Keep in mind, it's not like McGwire wouldn't be challenging the record anyway. The man hit 49 homers as a rookie - back when nobody had heard of creatine and any whispers of steroid use in Oakland were only directed at Jose Canseco. This isn't a fluke year - this is a three-year record of power that no one in history has come close to attaining.
And one last thing - can we stop this terrible habit of attributing "asterisks" to every record that gets set in a way we don't like? Only one record in the history of American sport has ever been given a "distinctive mark" (as Ford Frick called it). And baseball's disservice to Roger Maris (led by Frick, who just so happened to be the ghostwriter of Babe Ruth's autobiography) is a disgrace we should do our best to avoid ever again.
8) So where does creatine come into this?
Good question; I'm glad you asked. While there's no real evidence either way, I am of the opinion that creatine has had much more to do with the power explosion in recent years than andro - or any other substance. Creatine is hard to classify as a substance - it's a protein, and not a steroid, but it has properties that help promote the generation of the short-acting muscle fibers - in other words, it can have an impact on a player's ability to bench press or run a short sprint - but it has little impact on, say marathon running. Unlike andro, it is an extremely popular supplement and its widespread use is a factor in why so many hitters have been able to increase their home run totals.
It has none of the side effects associated with steroids, but one potentially nasty side effect is dehydration. Used cautiously it is safe enough, but it can (and has been) lethal in more than one instance. At least three college athletes have died using creatine; in most cases it was related to college wrestlers who were trying to sweat out a couple of pounds of water in order to meet their weight class. As for other, more long-term side effects, quite frankly, no one knows - which is why caution is still urged at this point.
9) So the issue should be dropped and McGwire should be left alone, right?
Well, again, it's not that simple. Here, let me know summarize what we know at this point:
Mark McGwire is a fan favorite and looked up to - and emulated - by kids everywhere.
He might not like it, he didn't ask for it, he might say to the press - and rightly so - that parents, not athletes, should be their kids' role models. But he is in that position, and knowing how much the welfare of children means to McGwire, he has to realize that his actions are going to be imitated by teenagers everywhere. And while McGwire is free to take risks with his own health, the health of thousands of others - and still-developing adolescents are at much greater risk of side effects from steroids than adults are - should be enough to convince him to do the right thing.

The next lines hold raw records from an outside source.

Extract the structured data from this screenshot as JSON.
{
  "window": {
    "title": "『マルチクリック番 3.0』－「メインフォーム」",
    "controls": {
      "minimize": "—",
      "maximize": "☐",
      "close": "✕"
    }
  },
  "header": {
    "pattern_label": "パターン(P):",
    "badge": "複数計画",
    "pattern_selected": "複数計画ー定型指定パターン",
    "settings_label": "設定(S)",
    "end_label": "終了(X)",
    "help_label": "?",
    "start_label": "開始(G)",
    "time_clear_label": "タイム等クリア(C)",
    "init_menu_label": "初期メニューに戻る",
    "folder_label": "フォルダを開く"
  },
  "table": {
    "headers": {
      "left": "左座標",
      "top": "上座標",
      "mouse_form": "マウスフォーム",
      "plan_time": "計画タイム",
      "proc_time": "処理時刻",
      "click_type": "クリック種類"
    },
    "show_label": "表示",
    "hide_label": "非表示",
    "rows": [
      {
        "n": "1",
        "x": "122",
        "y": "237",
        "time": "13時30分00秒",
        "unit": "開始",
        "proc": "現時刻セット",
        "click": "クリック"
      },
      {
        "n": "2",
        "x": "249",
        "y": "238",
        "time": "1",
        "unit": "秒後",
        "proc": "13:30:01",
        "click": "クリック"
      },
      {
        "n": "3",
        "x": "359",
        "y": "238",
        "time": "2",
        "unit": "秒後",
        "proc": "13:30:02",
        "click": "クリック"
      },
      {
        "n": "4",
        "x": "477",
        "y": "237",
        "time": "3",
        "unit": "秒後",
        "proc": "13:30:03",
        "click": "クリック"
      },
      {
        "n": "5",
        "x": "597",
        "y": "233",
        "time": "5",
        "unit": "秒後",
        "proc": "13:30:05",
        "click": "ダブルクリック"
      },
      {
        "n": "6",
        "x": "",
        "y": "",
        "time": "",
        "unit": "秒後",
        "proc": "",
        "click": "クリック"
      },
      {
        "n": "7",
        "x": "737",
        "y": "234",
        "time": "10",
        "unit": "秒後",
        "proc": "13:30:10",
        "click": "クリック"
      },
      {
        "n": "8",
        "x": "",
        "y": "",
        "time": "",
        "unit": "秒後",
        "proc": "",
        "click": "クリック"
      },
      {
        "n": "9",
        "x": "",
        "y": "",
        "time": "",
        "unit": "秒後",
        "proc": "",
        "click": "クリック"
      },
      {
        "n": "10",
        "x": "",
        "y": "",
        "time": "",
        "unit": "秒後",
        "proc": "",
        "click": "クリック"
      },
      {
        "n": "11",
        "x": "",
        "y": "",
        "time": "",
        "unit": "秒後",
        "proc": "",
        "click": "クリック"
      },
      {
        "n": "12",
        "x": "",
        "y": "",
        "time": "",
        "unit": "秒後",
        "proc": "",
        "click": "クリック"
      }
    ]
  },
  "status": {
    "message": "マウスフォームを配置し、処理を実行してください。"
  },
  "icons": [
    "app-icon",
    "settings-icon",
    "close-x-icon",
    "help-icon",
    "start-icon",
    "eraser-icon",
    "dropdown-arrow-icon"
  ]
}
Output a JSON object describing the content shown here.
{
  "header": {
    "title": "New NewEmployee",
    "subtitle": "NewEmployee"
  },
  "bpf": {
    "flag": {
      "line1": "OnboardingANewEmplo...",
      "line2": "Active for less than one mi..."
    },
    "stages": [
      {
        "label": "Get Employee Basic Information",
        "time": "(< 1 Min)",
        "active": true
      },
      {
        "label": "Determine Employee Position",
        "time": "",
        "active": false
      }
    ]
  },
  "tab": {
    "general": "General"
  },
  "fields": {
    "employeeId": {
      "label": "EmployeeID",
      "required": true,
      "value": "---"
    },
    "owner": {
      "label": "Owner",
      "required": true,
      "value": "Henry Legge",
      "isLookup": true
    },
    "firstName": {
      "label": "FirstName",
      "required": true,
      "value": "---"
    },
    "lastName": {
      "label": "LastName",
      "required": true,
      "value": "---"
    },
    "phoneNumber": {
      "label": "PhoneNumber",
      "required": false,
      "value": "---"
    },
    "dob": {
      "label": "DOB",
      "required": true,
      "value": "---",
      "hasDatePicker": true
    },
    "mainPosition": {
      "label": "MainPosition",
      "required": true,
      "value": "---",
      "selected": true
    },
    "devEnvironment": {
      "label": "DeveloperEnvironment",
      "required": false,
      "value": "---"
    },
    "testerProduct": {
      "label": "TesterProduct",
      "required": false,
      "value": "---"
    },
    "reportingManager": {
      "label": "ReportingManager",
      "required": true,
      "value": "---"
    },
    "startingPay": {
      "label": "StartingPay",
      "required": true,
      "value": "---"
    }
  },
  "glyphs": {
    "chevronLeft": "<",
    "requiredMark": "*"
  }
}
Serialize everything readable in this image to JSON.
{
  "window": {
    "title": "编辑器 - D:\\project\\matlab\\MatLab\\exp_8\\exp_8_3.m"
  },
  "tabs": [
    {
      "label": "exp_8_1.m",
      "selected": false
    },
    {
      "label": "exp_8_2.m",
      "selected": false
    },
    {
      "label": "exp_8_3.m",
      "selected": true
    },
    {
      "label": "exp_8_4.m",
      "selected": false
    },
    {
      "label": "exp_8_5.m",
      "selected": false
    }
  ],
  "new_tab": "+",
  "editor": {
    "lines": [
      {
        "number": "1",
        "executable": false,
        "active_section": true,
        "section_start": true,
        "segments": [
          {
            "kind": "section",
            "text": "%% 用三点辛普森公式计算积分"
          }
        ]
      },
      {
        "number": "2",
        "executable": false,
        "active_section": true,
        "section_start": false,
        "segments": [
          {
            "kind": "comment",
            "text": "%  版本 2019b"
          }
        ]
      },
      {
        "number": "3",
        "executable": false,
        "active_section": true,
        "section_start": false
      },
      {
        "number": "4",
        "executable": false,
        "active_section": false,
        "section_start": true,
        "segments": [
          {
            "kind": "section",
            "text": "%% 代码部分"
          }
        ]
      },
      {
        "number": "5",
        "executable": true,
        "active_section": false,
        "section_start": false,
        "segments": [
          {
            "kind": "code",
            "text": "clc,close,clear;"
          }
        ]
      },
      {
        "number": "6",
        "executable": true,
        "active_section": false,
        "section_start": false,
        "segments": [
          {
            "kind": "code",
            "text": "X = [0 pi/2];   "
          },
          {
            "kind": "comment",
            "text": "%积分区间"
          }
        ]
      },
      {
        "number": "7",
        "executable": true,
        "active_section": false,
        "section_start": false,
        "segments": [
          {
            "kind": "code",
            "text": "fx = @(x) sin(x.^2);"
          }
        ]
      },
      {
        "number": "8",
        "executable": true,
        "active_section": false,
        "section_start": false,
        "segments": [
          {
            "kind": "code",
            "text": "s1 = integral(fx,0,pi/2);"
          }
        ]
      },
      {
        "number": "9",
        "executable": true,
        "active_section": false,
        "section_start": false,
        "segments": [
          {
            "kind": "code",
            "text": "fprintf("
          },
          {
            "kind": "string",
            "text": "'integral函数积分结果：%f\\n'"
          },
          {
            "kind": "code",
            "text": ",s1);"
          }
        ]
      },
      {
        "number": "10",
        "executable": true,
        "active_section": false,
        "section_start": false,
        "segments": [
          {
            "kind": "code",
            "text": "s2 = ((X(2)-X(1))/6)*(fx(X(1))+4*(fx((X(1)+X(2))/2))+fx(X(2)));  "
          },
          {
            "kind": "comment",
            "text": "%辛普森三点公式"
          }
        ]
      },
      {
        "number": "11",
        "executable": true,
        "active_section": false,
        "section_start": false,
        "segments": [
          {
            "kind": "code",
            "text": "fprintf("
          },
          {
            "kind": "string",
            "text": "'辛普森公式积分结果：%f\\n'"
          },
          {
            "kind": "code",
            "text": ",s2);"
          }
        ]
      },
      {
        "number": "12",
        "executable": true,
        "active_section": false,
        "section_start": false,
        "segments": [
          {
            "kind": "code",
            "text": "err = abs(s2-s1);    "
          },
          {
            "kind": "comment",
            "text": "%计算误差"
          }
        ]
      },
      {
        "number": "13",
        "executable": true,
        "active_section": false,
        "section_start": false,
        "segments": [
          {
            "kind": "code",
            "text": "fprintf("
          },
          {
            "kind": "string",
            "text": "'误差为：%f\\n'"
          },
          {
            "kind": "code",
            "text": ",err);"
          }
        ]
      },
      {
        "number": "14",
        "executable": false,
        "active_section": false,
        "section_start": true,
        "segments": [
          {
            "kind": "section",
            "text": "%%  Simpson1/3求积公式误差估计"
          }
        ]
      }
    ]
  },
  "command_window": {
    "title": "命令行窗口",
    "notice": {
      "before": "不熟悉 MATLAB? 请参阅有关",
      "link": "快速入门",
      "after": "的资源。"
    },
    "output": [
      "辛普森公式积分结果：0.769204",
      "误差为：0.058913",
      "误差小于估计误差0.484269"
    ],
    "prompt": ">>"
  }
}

It doesn't have to be now, not in the middle of a historic chase and with half the nation's sports reporters already following him every night. But after the season is over, McGwire needs to take the responsibility upon himself to announce, very publicly, that despite the inconclusive evidence of the side effects of androstenedione, he is no longer willing to take the potential risks. McGwire has won the entire nation over with his sense of priorities, his awareness of the relative value of his historic actions in the scheme of life. Now he has to be aware of his own significance in the lives of others, and accept both the power and the burden of his fame. Already a hero to millions, he can be so much more - he can accept responsibility for his own actions, and in doing so be an athlete with a quality as rare as 62 homers: he can also be a man worthy of the term "role model."